Friday, October 26, 2012

Red State, Blue State

With the election only 11 days away, you can't escape the constant barrage of commercials, robocalls, and signage. Obviously the entire country is voting in the presidential and House elections, and some states also have a Senator to vote for. And maybe you even have state legislators and municipal elections thrown in there at the same time.

If your town looks anything like mine, the streets are decorated with red and blue campaign posters. (And yellow and green -- Virginia state law forbids printing party affiliation on the ballot for local elections. With so many federal employees living in the DC area -- who are not allowed to affiliate publicly with a particular party for fear of violating the Hatch Act -- you'd never have enough people for City Council or the school board if you were limited to Dem or Repub.)

But this post isn't about who to vote for. No way. It's about dating.

I've always wondered how a couple could survive if they're on two different sides of the battle lines at this time of year. My friend Laurie is a Jewish northeastern a Southern Baptist conservative Republican. This is their second presidential election together, so it obviously hasn't ruined the relationship yet. And don't forget Mary Matalin and James Carville.

Vice-presidential candidate Paul Ryan's wife has moved to the right over the twelve years they've been married, but she was a rising star Democratic lobbyist from a prominent Oklahoma political family when she first started dating the brand-new Republican Congressman. (If I recall correctly, they met at the gym.)

To me, this is fascinating. But I could never imagine experiencing it myself.

Heck, the only time I ever dated someone who was my polar opposite politically, it ended badly. I knew he and I didn't see eye to eye on most political issues as soon as I heard what Senator he worked for. But I still agreed to go out with him because he was hot. (Hey, I was 22...)

I suppose in retrospect I didn't bother to tell him outright my political philosophy. It didn't seem applicable at the time. But I guess he must have figured it out through conversations, because he stood me up on our very next date. He called me up and told me that the Marine Corps Ball (his boss was on the Armed Services Committee, so he got tickets) had been cancelled.
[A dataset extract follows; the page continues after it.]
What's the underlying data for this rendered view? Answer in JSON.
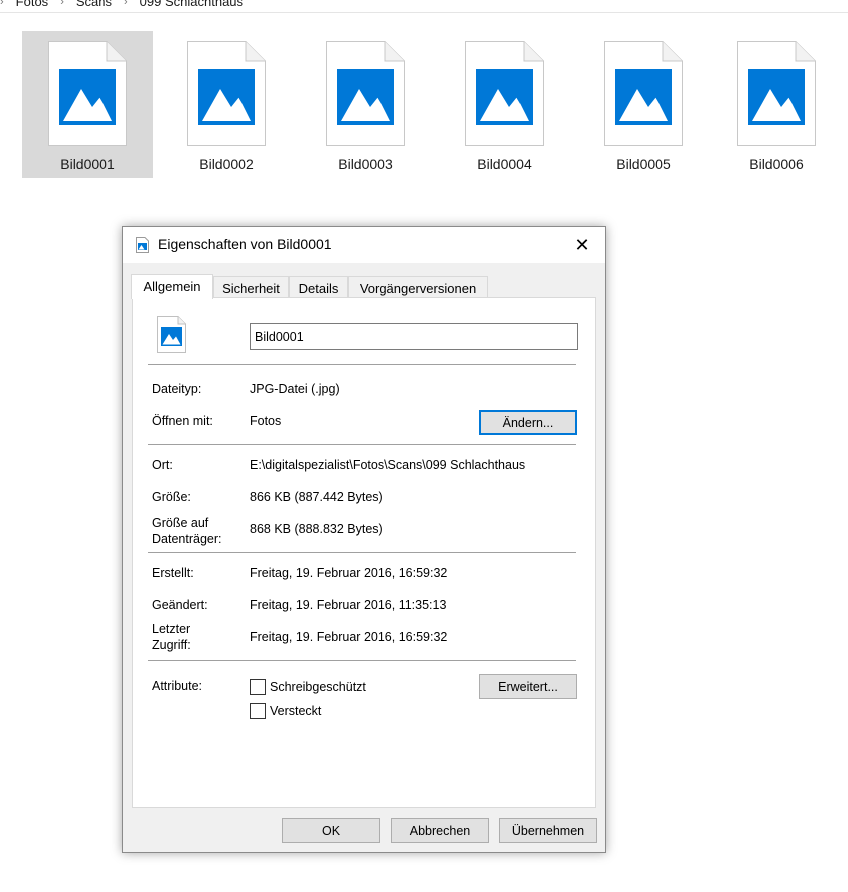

I was already dressed in my brand new floor-length gown, and was in the process of doing a twist to my hair.

Really? Cancelled? Dude, grow a pair and just tell me you don't want to see me anymore.


Terri Osburn said...

What a jerk. (That was the nicest term I could find.) I'm a liberal Yankee who married a conservative southerner and though that was not the downfall of the relationship, I learned a hard lesson. I can't be in a relationship with someone on the other end of the political spectrum.

We don't have to agree on every thing, but the big stuff would be a deal breaker.

Re: the election. Is is over yet??

catslady said...

Maybe I could have done it when I was younger but political parties seemed to be extremely polarized now and I could never do it. We have one relative on my husband's side who we have always adored but the last few elections have been rough and this one was the first time we actually hurt each others feelings so we have a no politics rule now which is really sad. I always could agree to disagree but that seems impossible in this day and age.

Robin Kaye said...

I don't think I could date or be married to someone on the opposite end of the political spectrum. My mom is though, she told her husband either he stopped talking politics or she'd divorce him. It's usually very quiet at their house during elections. Still, I guess it's working for them.